All the records that follow need to be reproduced exactly. Omit the images.

:: Data records ::
-- -- --

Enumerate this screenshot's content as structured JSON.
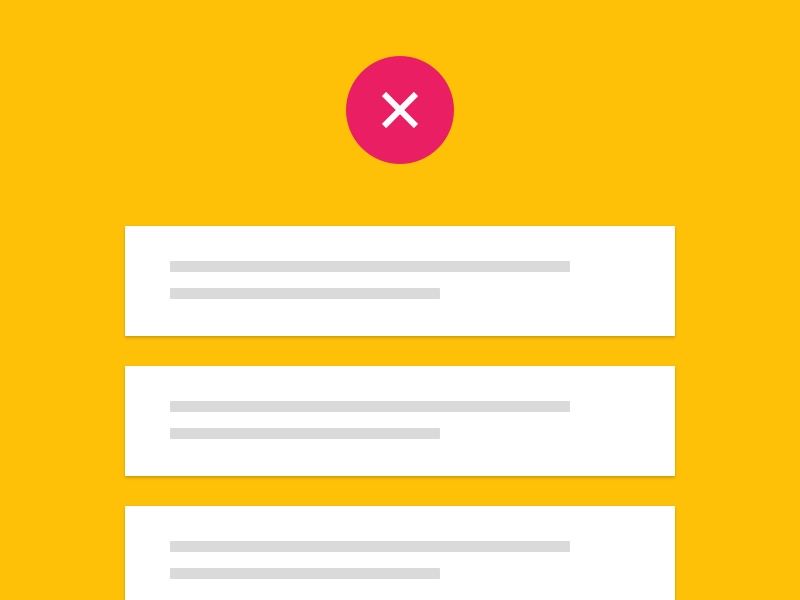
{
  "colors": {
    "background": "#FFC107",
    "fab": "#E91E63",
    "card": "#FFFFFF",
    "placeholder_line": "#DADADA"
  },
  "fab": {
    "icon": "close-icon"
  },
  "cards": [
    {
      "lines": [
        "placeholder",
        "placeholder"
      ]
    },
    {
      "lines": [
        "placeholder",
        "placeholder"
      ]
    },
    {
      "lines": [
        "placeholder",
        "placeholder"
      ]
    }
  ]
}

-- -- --

:: EXERCISE RESULT ::
Enumerate this screenshot's content as structured JSON.
{
  "colors": {
    "background": "#FFC107",
    "fab": "#E91E63",
    "card": "#FFFFFF",
    "placeholder_line": "#DADADA"
  },
  "fab": {
    "icon": "close-icon"
  },
  "cards": [
    {
      "lines": [
        "placeholder",
        "placeholder"
      ]
    },
    {
      "lines": [
        "placeholder",
        "placeholder"
      ]
    },
    {
      "lines": [
        "placeholder",
        "placeholder"
      ]
    }
  ]
}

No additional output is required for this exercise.